**Your task**
The records, repeated exactly and in full, are the expected answer.

Data records for software interfaces
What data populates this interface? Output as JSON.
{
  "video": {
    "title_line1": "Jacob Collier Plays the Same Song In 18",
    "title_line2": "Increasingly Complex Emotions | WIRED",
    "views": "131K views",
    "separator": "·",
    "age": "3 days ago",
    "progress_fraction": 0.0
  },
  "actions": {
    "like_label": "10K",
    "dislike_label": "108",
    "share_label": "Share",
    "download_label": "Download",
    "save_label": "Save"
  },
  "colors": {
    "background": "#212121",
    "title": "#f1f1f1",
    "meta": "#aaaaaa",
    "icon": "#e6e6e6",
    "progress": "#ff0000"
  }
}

**Response area**
What data populates this interface? Output as JSON.
{
  "video": {
    "title_line1": "Jacob Collier Plays the Same Song In 18",
    "title_line2": "Increasingly Complex Emotions | WIRED",
    "views": "131K views",
    "separator": "·",
    "age": "3 days ago",
    "progress_fraction": 0.0
  },
  "actions": {
    "like_label": "10K",
    "dislike_label": "108",
    "share_label": "Share",
    "download_label": "Download",
    "save_label": "Save"
  },
  "colors": {
    "background": "#212121",
    "title": "#f1f1f1",
    "meta": "#aaaaaa",
    "icon": "#e6e6e6",
    "progress": "#ff0000"
  }
}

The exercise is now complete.